From an economic point of view, with the optimum thicknesses of polystyrene, electricity offers the best reduction of costs and CO_{2} emissions reduction, except that the final cost will be much higher than that of natural gas, which remains the lowest. On the environmental side, the emissions resulting from the use of natural gas and electricity for heating and cooling are still higher than the emissions released by the exclusive use of electricity, but the trend is closer for a GAP of 50%. If we focus on the economic aspect, natural gas and electricity associated with the optimal thickness will have a lower total final cost and savings than other combinations. If we consider the environmental aspect, the use of electricity for heating and cooling combined with the optimal thickness of the expanded polystyrene generates the minimum CO_{2} emissions and the higher reduction.
The results of this study will be useful according to the national program [41] that aims to introduce insulation in the new buildings and refurbishment of the old one. In addition to the economic benefit of the insulation, the CO_{2} emissions are considerably reduced and this implies taking care of the environmental impact of the buildings.
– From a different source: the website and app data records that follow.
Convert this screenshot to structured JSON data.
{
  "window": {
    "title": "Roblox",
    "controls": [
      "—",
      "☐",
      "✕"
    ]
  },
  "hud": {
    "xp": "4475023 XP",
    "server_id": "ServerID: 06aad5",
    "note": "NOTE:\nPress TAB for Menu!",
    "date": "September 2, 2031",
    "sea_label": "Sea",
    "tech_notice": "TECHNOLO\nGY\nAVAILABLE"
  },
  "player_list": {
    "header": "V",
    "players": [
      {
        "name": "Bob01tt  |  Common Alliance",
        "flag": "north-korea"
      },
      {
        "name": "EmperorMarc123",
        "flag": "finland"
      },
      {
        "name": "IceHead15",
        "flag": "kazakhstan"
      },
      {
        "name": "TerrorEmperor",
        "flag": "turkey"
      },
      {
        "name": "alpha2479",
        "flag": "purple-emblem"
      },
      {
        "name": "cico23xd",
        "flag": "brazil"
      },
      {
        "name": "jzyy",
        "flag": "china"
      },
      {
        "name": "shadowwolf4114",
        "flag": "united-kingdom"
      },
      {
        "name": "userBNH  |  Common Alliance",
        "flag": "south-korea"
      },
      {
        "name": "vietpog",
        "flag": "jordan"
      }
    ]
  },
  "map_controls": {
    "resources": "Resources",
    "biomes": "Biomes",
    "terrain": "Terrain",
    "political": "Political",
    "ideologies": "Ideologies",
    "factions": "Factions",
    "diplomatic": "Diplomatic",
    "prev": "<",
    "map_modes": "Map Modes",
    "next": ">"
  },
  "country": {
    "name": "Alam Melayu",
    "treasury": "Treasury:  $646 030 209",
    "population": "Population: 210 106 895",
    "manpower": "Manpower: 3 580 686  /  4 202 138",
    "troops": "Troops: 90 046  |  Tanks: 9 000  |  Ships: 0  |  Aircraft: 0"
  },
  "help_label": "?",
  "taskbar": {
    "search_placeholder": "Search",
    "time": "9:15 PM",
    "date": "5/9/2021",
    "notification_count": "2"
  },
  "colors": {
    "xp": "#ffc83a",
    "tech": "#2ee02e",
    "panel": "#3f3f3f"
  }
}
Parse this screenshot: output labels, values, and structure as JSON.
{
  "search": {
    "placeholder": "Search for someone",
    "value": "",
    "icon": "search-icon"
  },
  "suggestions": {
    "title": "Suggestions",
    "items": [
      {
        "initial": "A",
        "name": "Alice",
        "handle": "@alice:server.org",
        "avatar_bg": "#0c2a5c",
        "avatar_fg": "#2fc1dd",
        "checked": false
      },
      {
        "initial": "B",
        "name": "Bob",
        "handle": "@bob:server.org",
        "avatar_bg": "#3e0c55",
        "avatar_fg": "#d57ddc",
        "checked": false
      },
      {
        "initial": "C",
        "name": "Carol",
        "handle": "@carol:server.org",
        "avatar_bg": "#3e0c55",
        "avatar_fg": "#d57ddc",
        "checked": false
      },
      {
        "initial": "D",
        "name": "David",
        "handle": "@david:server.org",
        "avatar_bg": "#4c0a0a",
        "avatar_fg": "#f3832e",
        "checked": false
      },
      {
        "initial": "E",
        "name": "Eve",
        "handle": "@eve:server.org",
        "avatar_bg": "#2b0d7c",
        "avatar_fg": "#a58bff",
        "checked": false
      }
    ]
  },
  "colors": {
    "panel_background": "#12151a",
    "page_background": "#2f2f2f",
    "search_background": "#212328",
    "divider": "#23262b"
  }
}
This research will continue with the introduction of other types of insulation and other wall configurations as well as the detailed exploration of the impact of the type of glazing in the improved life cycle analysis with a dynamic approach for more precision.
^{} Nomenclature
Rw_{t}: Thermal resistance of non-insulated wall (m^{2}.C/W).
R_{x}: Thermal resistance of the insulation layer (m^{2}. °C/W).
λ_{i}: Thermal conductivity of insulation (W/m. °C).
N: Lifetime of building (years).
U: Total heat transfer coefficient (W/m2. °C).
δ: Glazing area percentage (GAP).
η: Heating system efficiency.
Hu: Lower heating value of the fuel (MJ/m^{3}).
r: Effective interest rate (%).
t: Time (s).
C_{F: }Cost of fuel ($/m^{3}).
C_{E: }Cost of electricity ($/kWh).
C_{i: }Cost of insulation material per unit volume ($/m^{3}).
C_{A:} Yearly total cost of energy ($/m^{2}.year).
T: Temperature (C°).
HDD: Heating degree-days (°C. days).
CDD: Cooling degree-days (°C. days).
PWF: Present worth factor.
COP: Coefficient of performance of air-conditioning system
LPG: Liquefied Petroleum Gas.
EPS: Expanded polystyrene.
C: Cooling.
H: Heating.
Opt: Optimum.
A: Annual.